as a part of austerity programs
So now growth and jobs now rely on exports
to other European countries
But the entire Europe is implementing
austerity policies and this can push Europe
back to recession


Impact of Greece Crisis in


(As a result of the deepening global financial crisis in 2008,
Indias export growth rate started plummeting from the high 40
per cent to 63 per cent range witnessed during April to August
2008 to 26.1 per cent in September, turning negative from
October 2008 to October 2009 with a low 4.2 per cent. this
situation has not been witnessed in the last 24 years.)

(There will be negative impact on the Indian stock market and
lead to lower reserves as well as depreciation of the Indian
rupee denting the growth prospects in the export sector. From
an investment destination perspective, if the Euro zone
becomes unattractive given debt servicing and currency
concerns, India stands to gain. )

Impact Cont..
( The fair value of tangible assets, securities, intellectual
property is linked with the euro. Cash flows of banks and
companies have been impacted. For eg. the Indian rupee
has appreciated from Rs 70 to Rs 56 vis-a-vis the euro in
just a few months. In addition to trade-based earnings,
mark-to-market losses can have important ramifications. )

1. The European Union, the IMF and the ECB set up a tripartite
committee(the TROIKA)to prepare an appropriate program.

2. First round of crisis response(May 2010):3 years package of

110 billion, contributed by IMF(30 billion) and Euro
Zone( 80 billion)
3. ECB provided substantial liquidity support to Greeks private
banks(b/w Jan 2010 to May 2011- 51 billion)
4. Again Euro zone provided loan-July 2011 109 billion .

5.ECB starts buying government debt from secondary market to
reduce bond spread and to increase the confidence of investor.
Between May 2010 to June 2011 ECB purchased 78 billion bonds out
of which 45billion from Greece government.
6. EFSF(European Financial Stability Fund)
The EFSF is intended to consist of a fund of 750 billion, which would
be made up as follows(a) 440 billion would be made available in loan guarantees from Euro
zone member states.
(b) 60 billion would consist of emergency funds made available by the
European Union itself , and
(c) 250 billion would be provided under arrangements with the IMF.


What is Double-Dip
A double-dip recession refers to a recession
followed by a short-lived recovery, followed
by another recession
A double-dip (or even triple-dip) is a worstcase scenario.
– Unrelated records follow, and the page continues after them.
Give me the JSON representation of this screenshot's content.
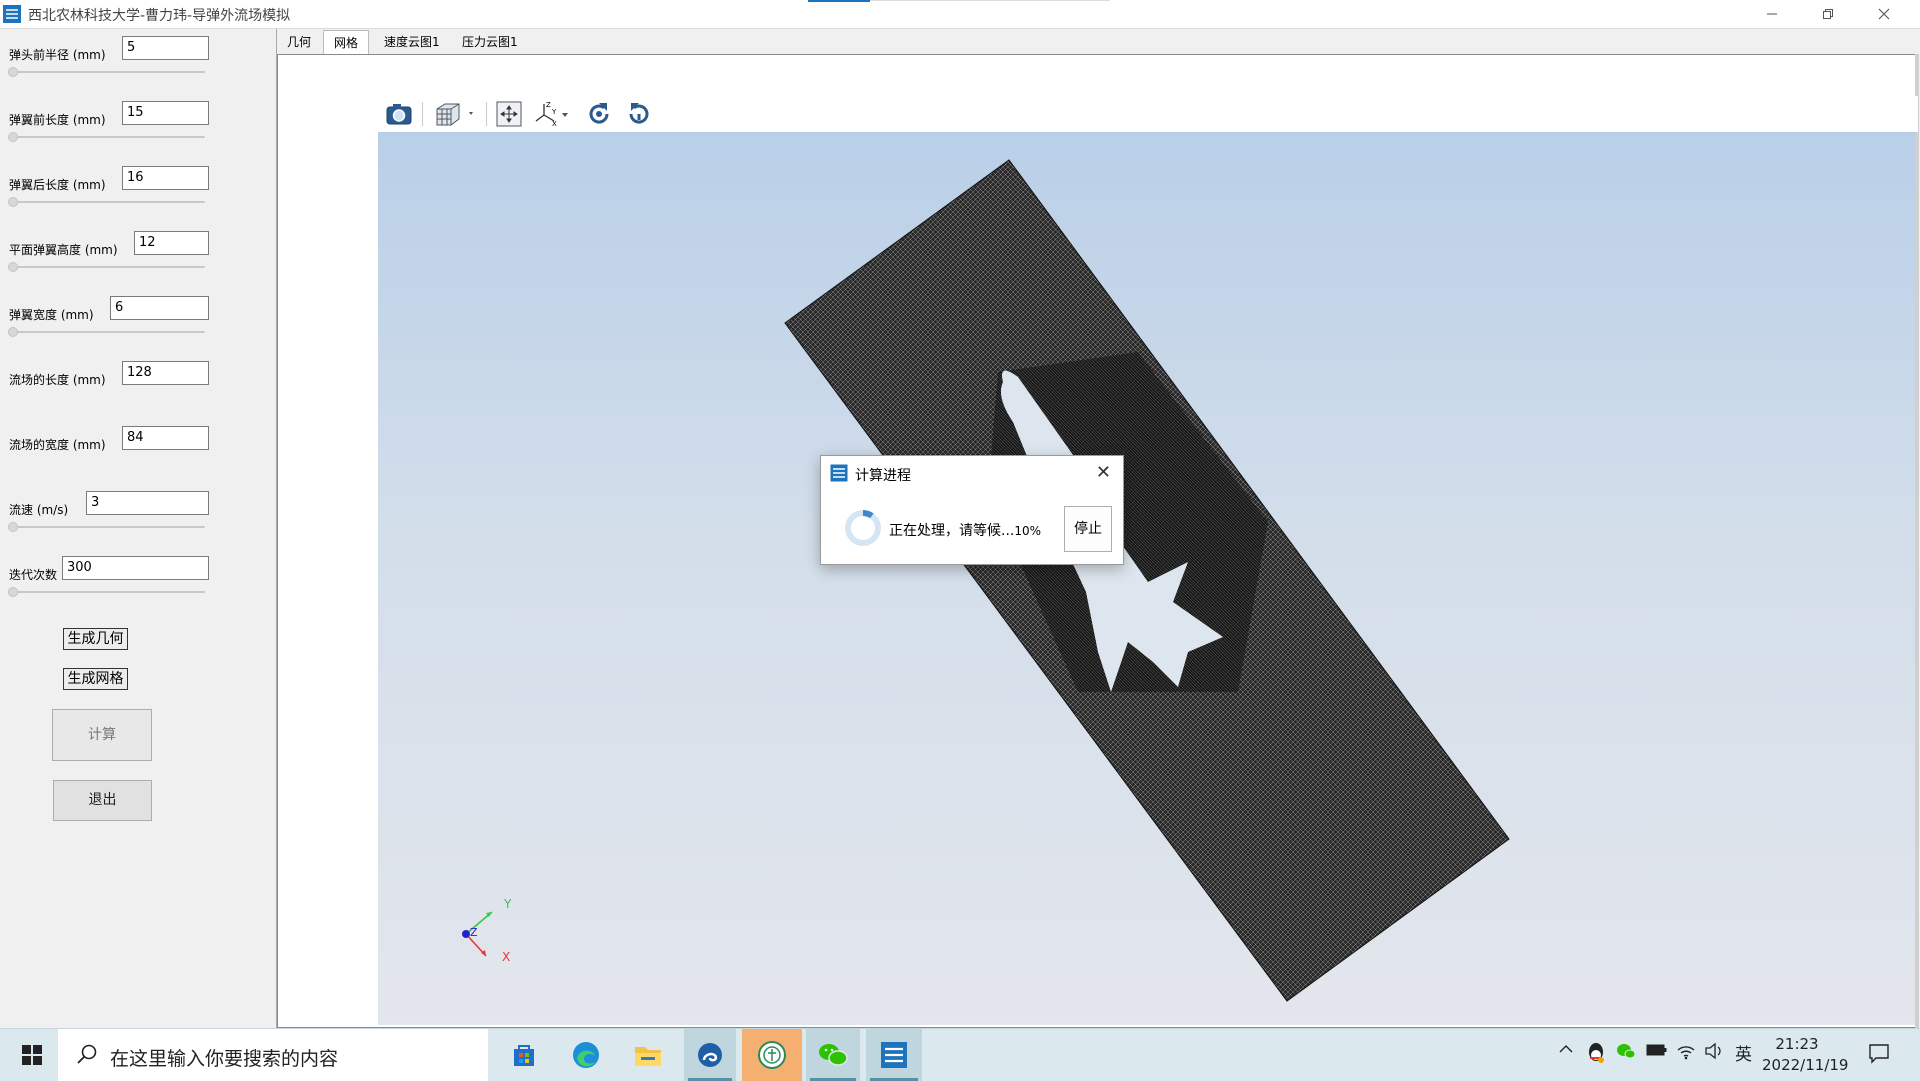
{
  "window": {
    "title": "西北农林科技大学-曹力玮-导弹外流场模拟"
  },
  "params": [
    {
      "label": "弹头前半径 (mm)",
      "value": "5"
    },
    {
      "label": "弹翼前长度 (mm)",
      "value": "15"
    },
    {
      "label": "弹翼后长度 (mm)",
      "value": "16"
    },
    {
      "label": "平面弹翼高度 (mm)",
      "value": "12"
    },
    {
      "label": "弹翼宽度 (mm)",
      "value": "6"
    },
    {
      "label": "流场的长度 (mm)",
      "value": "128"
    },
    {
      "label": "流场的宽度 (mm)",
      "value": "84"
    },
    {
      "label": "流速 (m/s)",
      "value": "3"
    },
    {
      "label": "迭代次数",
      "value": "300"
    }
  ],
  "buttons": {
    "gen_geometry": "生成几何",
    "gen_mesh": "生成网格",
    "compute": "计算",
    "exit": "退出"
  },
  "tabs": [
    "几何",
    "网格",
    "速度云图1",
    "压力云图1"
  ],
  "active_tab": "网格",
  "toolbar_icons": [
    "camera-icon",
    "view-cube-icon",
    "fit-view-icon",
    "axes-icon",
    "rotate-cw-icon",
    "rotate-ccw-icon"
  ],
  "axes": {
    "x": "X",
    "y": "Y",
    "z": "Z"
  },
  "dialog": {
    "title": "计算进程",
    "message": "正在处理，请等候...",
    "percent": "10%",
    "progress": 0.1,
    "stop_label": "停止"
  },
  "taskbar": {
    "search_placeholder": "在这里输入你要搜索的内容",
    "ime": "英",
    "time": "21:23",
    "date": "2022/11/19"
  },
  "colors": {
    "accent": "#1e73be",
    "taskbar_bg": "#dbe9ee",
    "highlight_app": "#f5b071"
  }
}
Fear that the economy will
move back into a deeper and longer
recession makes recovery even more difficult.

Credit Crunch.- Banks lost billions through
mortgage defaults. The financial system has never
fully recovered - bad loans and loss of confidence.
Balance Sheet Recession- Fundamental
imbalances in the banking / housing sector. Banks
are concentrating on improving their balance
sheets, and there is a greater reluctances to lend,
and banks are being more cautious.
Global factors-The factors that influence due to
global crisis such as war, calamities ,oil spills etc.

Poor government policies-The poor
economic policy taken by the government
also cause this negative recession.
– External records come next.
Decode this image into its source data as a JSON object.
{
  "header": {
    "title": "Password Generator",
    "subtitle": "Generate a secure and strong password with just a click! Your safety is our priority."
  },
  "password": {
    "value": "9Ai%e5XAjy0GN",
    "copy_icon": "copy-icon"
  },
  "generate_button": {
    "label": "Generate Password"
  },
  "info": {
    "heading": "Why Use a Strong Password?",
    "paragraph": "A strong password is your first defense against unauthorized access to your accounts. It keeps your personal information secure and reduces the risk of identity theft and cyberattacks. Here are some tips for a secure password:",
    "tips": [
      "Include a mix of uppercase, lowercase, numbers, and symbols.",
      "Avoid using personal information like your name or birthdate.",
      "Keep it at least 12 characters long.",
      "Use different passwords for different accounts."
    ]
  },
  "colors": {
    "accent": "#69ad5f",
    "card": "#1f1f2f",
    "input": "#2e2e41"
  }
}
Are we facing another

double-dip recession ?
John Velis, head of capital markets research ,
Russell Investments
While we dont believe a double dip
recession as likely, we do acknowledge that a
growth scare is entirely possible. The
current recovery will be marked by a much
more lacklustre rate of economic growth due
to on going deleveraging in the private sector,
very slow labour market activity and the
expiration of the government stimuli around
the world.

Past Recessions
US witnessed 11 recessions so far, after World
War II
1930-1939 Great Depression
Lack of high-growth new industries, high
consumer debt and bad loans given out by banks
and investors
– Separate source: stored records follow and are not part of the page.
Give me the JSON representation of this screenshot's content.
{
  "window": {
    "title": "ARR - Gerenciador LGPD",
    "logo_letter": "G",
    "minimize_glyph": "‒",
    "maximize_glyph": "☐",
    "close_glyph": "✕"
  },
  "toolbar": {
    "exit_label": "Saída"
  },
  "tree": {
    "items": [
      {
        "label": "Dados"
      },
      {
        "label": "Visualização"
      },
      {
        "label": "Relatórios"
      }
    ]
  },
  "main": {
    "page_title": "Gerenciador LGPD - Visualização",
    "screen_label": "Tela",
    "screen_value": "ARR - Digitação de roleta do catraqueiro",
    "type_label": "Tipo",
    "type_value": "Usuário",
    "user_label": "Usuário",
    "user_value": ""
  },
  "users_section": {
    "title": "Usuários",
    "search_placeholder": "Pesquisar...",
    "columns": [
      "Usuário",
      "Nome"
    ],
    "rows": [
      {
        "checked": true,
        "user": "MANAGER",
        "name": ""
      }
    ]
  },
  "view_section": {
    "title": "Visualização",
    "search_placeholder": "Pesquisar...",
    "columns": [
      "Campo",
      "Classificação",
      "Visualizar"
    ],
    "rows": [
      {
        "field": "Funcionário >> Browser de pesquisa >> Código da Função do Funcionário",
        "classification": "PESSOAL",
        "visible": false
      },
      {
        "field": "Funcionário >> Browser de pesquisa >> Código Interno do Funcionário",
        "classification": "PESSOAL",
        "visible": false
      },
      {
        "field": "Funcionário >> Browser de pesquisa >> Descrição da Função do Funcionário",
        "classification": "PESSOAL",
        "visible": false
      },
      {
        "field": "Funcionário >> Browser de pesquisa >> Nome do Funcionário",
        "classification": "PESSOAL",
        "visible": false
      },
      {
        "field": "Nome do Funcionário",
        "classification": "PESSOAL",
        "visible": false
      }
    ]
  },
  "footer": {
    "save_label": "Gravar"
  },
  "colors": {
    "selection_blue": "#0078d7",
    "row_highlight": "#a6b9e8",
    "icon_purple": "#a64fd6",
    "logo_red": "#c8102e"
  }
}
In 2008, defaults on sub-prime mortgages led to a

major crisis in the US. Banks gave loans without
researching on the payback power of the clients

Negative GDP growth
Lower standard of living
Low production and higher attrition rates in
Disastrous for philanthropy and charities

How it Affects India?

IT Enabled Services sector may be hit
The manufacturing sector has to ramp up
scale economies

tourism sector could be affected

loss of jobs

Will it really affects India?
Euro crisis not to affect Indian IT cos:
Euro crisis wont hit Indian IT sector NASSCOM